Cap Saint-Ignace is on the south shore of St. Lawrence River, near the town of Cap-Saint-Ignace, Québec. The site, which surrounds the cape, is primarily composed of a tidal scirpus marsh. The water is slightly salty with parts of the marsh covered with shrubs. The centre of the site is the 1.5 km long Migratory Bird Sanctuary, but geese are also found outside this area along the coast in a easterly and westerly direction. The north and south limits of the area are delineated by the high and low tide levels.
Several fish species at risk are present, including American Eel which migrate along the St. Lawrence River south shore.
Cap Saint-Ignace is one of several sites in the St Lawrence River that hosts large numbers of Greater Snow Geese during migration. Up to 15,000 have been recorded. This represents approximately 2% of the population of this atlanticus subspecies. Within the Migratory Bird Sanctuary alone two to three thousand are regularly seen in both spring and fall migration.
Dabbling ducks, such as American Black Duck, and Green-winged and Blue-winged teal, can also be seen, with maximum numbers usually between 200 and 300. This site is part of a stretch of shoreline that has been identified as a waterfowl concentration area. Common Eiders can be seen, while the only shorebird that is present in moderate numbers is Spotted Sandpiper.

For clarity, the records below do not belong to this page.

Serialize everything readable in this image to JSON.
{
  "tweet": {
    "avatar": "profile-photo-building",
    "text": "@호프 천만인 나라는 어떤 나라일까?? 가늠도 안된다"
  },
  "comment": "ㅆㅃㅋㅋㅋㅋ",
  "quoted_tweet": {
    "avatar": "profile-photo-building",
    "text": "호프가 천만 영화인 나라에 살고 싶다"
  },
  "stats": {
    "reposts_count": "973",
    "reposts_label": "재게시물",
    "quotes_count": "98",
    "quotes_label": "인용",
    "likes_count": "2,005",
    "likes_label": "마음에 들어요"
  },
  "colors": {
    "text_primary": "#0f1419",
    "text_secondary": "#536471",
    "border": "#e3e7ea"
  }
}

There are a few nesting ducks here including American Black Duck, Northern Pintail and Mallard. Some other species such as Horned Lark, Savannah Sparrow and swallows have been recorded at the site in breeding season. Low numbers of Red-shouldered Hawks (nationally vulnerable) and Peregrine Falcons (nationally threatened) are recorded in migration in most years.
The St. Lawrence River is a heavily travelled seaway, so the risk of oil spills are constant. In addition, despite efforts to reduce them, industrial pollutants are still present in the river although their effects are not fully known; the same is true for locally produced pollutants. Soil erosion, already a chronic problem here, is worsened by the excessive grazing and trampling by the Snow Geese.
The site is a Migratory Bird Sanctuary, a Periodically Flooded Area, and is part of a Hunting Free Area. It should eventually be incorporated into a Priority Intervention Area.
The bulrush marsh is the typical coastal habitat in the region. While the water has in this region a low salinity, tides are still present and reshape continuously the river landscape. Several species, such as the rainbow smelt (population of south shore of the St. Lawrence middle estuary) and Atlantic tomcod exploit the shallow waters of the area. Many migratory species (anadromous and catadromous) are also found in the area. In addition to the two species mentioned above, we found also the American shad, the Atlantic sturgeon and the American eel, all three species being prized for their tasteful flesh.
However, several sources of pressures are threatening both the quality and the availability of aquatic habitats. The expansion of agriculture, the residential development, the creation of new resorts and artificialization of the shoreline represent significant habitat losses. The presence of major obstacles may impede the movement of fish toward their breeding site. Finally, the maintenance of the Seaway for commercial navigation (dredging and the discharge of sediments) reduces the water quality and may cause the destruction of spawning sites. The decrease of the Atlantic sturgeon population of in the St. Lawrence can be assign to this aspect. Because of habitat alteration, high exploitation of commercial and recreational fisheries and non-compliance, the population of striped bass in the estuary of the St. Lawrence disappeared around 1968. In 2002, Quebec government has established an important reintroduction program to rehabilitate the specie. Between 2002 and 2007, more than 6 300 striped bass and 6,5 millions larvae were introduced into the St. Lawrence river. A network monitoring incidental captures has been implemented in 2004, allowing to document the evolution of the population.
30,000 fry and more than a thousand individual larger than 35 cm were introduced into the St. Lawrence. In early summer 2006, over one million . From 2008, up to 50 000 fry are introduced annually over a period of 10 years. The objective of this program is to rehabilitate the striped bass population of the St. Lawrence.
Major species present:
Rainbow smelt (population of south shore of the St. Lawrence middle estuary)
Coastal habitats of this area are soaked by generally turbid and lightly salted water. We found mostly brackish marshes, dominated by American bulrush, sessilefruit arrowhead and broad-leafed arrowhead. With there large root system, theses plants retain the soil in place, helping to protect the banks against coastal erosion. In addition, the underground parts are used as a food source by the snow geese during their migrations.
The destruction and loss of habitat (shoreline fill, draining wetlands, urbanization) are the main threats affecting this ecosystem. Water pollution and the risks of oil spills are issues of concern. The spread of invasive species is to be monitored. This region is hosting 18 endemic plant species, including three endangered species in Québec.
Major species present :